John Calvin comments: “But these men although they were afraid and wanting to know who can be saved, do not swerve from Him but desire to conquer their despair. … Thus He helped men’s weakness wisely, not attributing anything to them, but rousing their minds to the hope of God’s grace.” (Calvin’s New Testament Commentaries, A Harmony of the Gospels: Matthew, Mark and Luke, Vol. II, p.260, emphasis mine)
Did Calvin deem it “wise” that the Lord did not answer their question of “who can be saved” with an explanation on Irresistible Grace and Election? Again, if the Lord’s disciples had been taught Calvinism, then why did they ask that question? Clearly, the disciples envisioned one common class of the “lost” (Luke 19:10), rather than two classes of the eternally elect sheep vs. eternally non-elect goats.
The Calvinist’s interpretation for it being more difficult for a rich man to be saved must be that God predestines an individual’s wealth/poverty status so that He can use it as a basis for election.
Steven Hitchcock comments: “Jesus here says that it is hard for a rich man to become saved.

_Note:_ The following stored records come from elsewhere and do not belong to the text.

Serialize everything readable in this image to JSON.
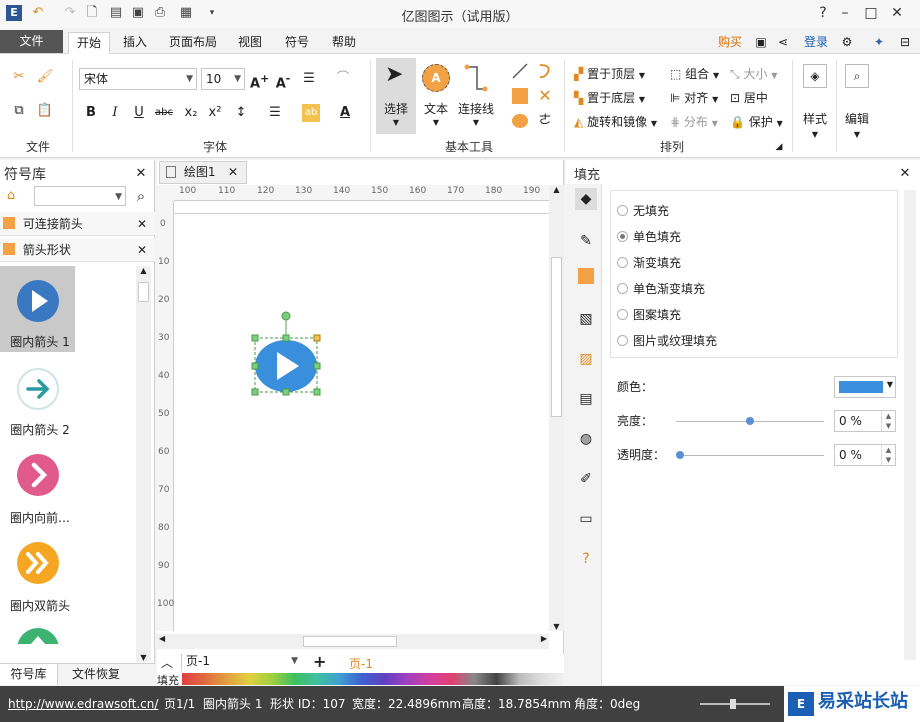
{
  "app": {
    "title": "亿图图示（试用版）"
  },
  "menu_tabs": [
    "文件",
    "开始",
    "插入",
    "页面布局",
    "视图",
    "符号",
    "帮助"
  ],
  "menu_right": {
    "buy": "购买",
    "login": "登录"
  },
  "ribbon": {
    "file_group": "文件",
    "font_group": "字体",
    "font_name": "宋体",
    "font_size": "10",
    "basic_tools_group": "基本工具",
    "select_label": "选择",
    "text_label": "文本",
    "connector_label": "连接线",
    "arrange_group": "排列",
    "bring_top": "置于顶层",
    "send_bottom": "置于底层",
    "rotate_mirror": "旋转和镜像",
    "group": "组合",
    "align": "对齐",
    "distribute": "分布",
    "size": "大小",
    "center": "居中",
    "protect": "保护",
    "style": "样式",
    "edit": "编辑"
  },
  "left_panel": {
    "title": "符号库",
    "libraries": [
      "可连接箭头",
      "箭头形状"
    ],
    "symbols": [
      "圈内箭头 1",
      "圈内箭头 2",
      "圈内向前…",
      "圈内双箭头"
    ],
    "bottom_tabs": [
      "符号库",
      "文件恢复"
    ]
  },
  "canvas": {
    "doc_tab": "绘图1",
    "ruler_top": [
      "100",
      "110",
      "120",
      "130",
      "140",
      "150",
      "160",
      "170",
      "180",
      "190"
    ],
    "ruler_left": [
      "0",
      "10",
      "20",
      "30",
      "40",
      "50",
      "60",
      "70",
      "80",
      "90",
      "100"
    ],
    "page_selector": "页-1",
    "page_tab": "页-1",
    "fill_label": "填充"
  },
  "right_panel": {
    "title": "填充",
    "options": [
      "无填充",
      "单色填充",
      "渐变填充",
      "单色渐变填充",
      "图案填充",
      "图片或纹理填充"
    ],
    "selected_index": 1,
    "color_label": "颜色：",
    "color_value": "#3b8fdc",
    "brightness_label": "亮度：",
    "brightness_value": "0 %",
    "transparency_label": "透明度：",
    "transparency_value": "0 %"
  },
  "status": {
    "url": "http://www.edrawsoft.cn/",
    "page": "页1/1",
    "shape_name": "圈内箭头 1",
    "shape_id": "形状 ID：107",
    "width": "宽度：22.4896mm",
    "height": "高度：18.7854mm",
    "angle": "角度：0deg",
    "watermark": "易采站长站"
  }
}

If the doctrine of Total Depravity, as the Calvinist maintains it, is correct then Jesus’ words are meaningless. For whether you are rich or poor is of no significance for all are equally incapable. On the contrary, our particular relationship with sin does make a huge difference. For the Rich Young Ruler, Jesus expressly states, it was specifically his love of wealth that prevented him from entering the kingdom of heaven. And so Jesus can make the general statement that for a rich man it is hard to enter the kingdom of heaven, as opposed to those less materially fortunate.” (Recanting Calvinism, p. 212, emphasis mine)